What's interesting about the sudden public break from Washington and assertion of political independence by the "Arab moderates" that were supposedly the vanguard of Bush Administration Middle East policy Version 7.4, is that it is a profound vote of no-confidence in U.S. policy. The Saudis, Egyptians and Jordanians could simply no longer sit back and watch the U.S. wreaking havoc throughout the region, because the resulting catastrophe would sweep away their regimes, too. It was as if Abdullah had given George W. Bush five years to pursue his fantasy of remaking the region through force, and now had to call time on the Bush era before it was too late for his own regime.

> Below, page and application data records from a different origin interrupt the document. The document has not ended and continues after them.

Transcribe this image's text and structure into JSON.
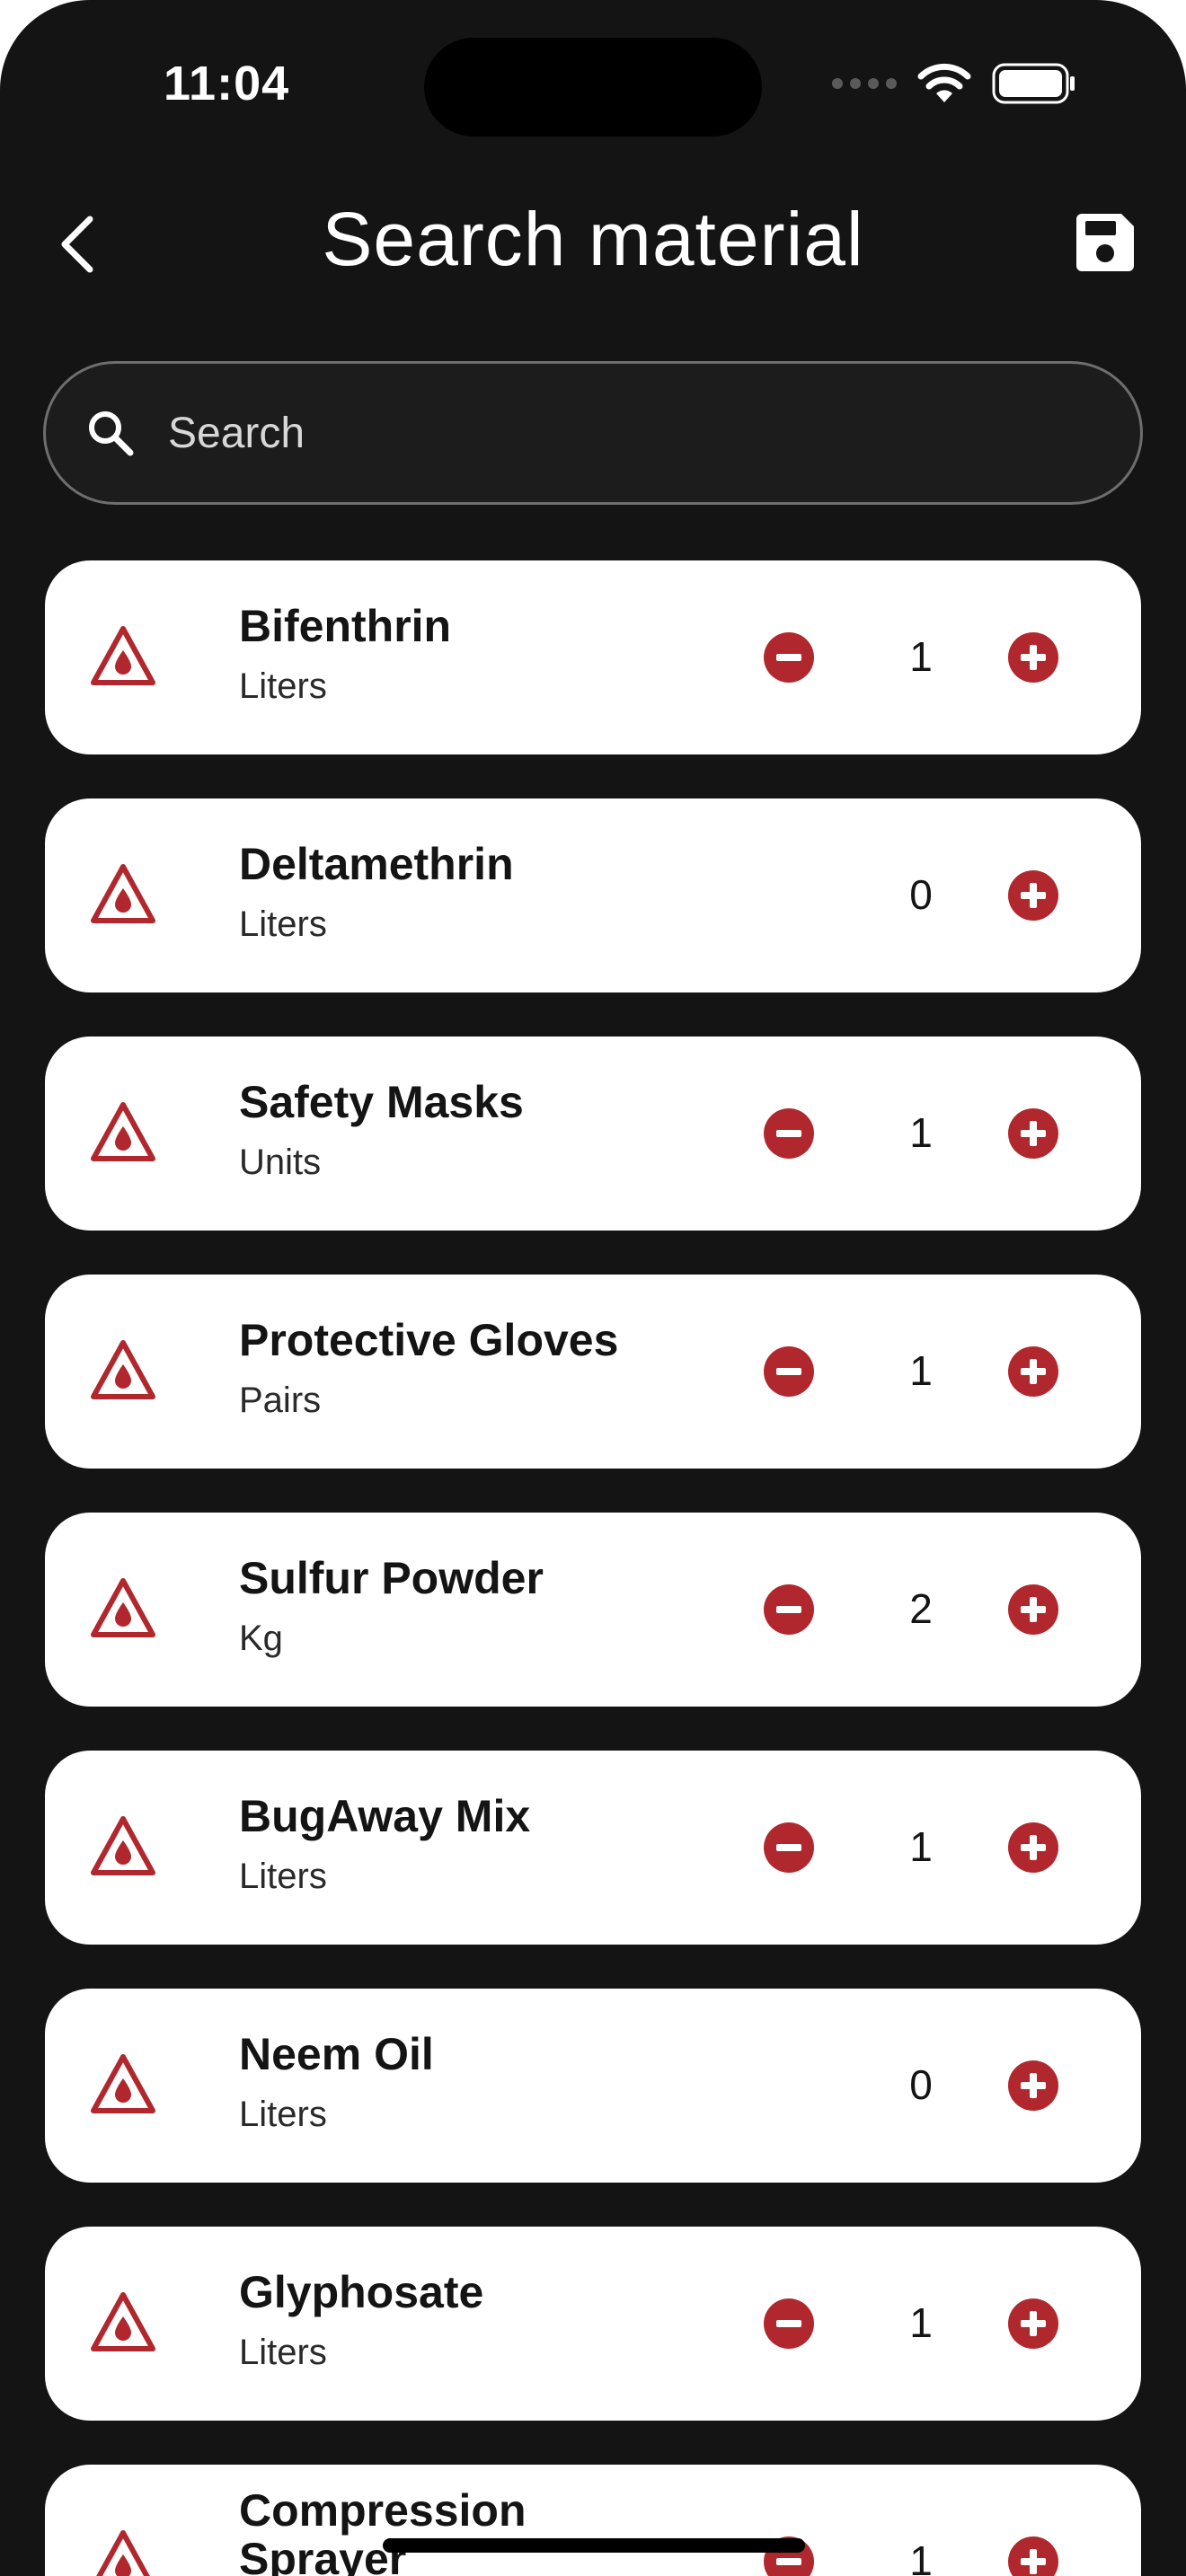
{
  "status_bar": {
    "time": "11:04"
  },
  "header": {
    "title": "Search material"
  },
  "search": {
    "placeholder": "Search"
  },
  "colors": {
    "accent": "#B0282D",
    "background": "#141414",
    "card": "#FFFFFF"
  },
  "materials": [
    {
      "name": "Bifenthrin",
      "unit": "Liters",
      "quantity": "1"
    },
    {
      "name": "Deltamethrin",
      "unit": "Liters",
      "quantity": "0"
    },
    {
      "name": "Safety Masks",
      "unit": "Units",
      "quantity": "1"
    },
    {
      "name": "Protective Gloves",
      "unit": "Pairs",
      "quantity": "1"
    },
    {
      "name": "Sulfur Powder",
      "unit": "Kg",
      "quantity": "2"
    },
    {
      "name": "BugAway Mix",
      "unit": "Liters",
      "quantity": "1"
    },
    {
      "name": "Neem Oil",
      "unit": "Liters",
      "quantity": "0"
    },
    {
      "name": "Glyphosate",
      "unit": "Liters",
      "quantity": "1"
    },
    {
      "name": "Compression Sprayer",
      "unit": "",
      "quantity": "1"
    }
  ],
  "icons": {
    "material": "hazard-droplet-icon",
    "decrease": "minus-circle-icon",
    "increase": "plus-circle-icon",
    "back": "chevron-left-icon",
    "save": "save-icon",
    "search": "search-icon"
  }
}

The Saudis are distancing themselves from the US out of self-interest. But the gestures towards discussing Israeli-Palestinian peace right now are a symptom of the combined political weakness of all the main participants — the Arab regimes, the Israeli government, President Mahmoud Abbas and the U.S. And the Arabs are making clear that no progress is possible unless the U.S. is prepared to press Israel, which is extremely unlikely both because of Bush's own preferences, but also, frankly, because of the grip of AIPAC on mainstream thinking in both parties in Washington. Etc etc.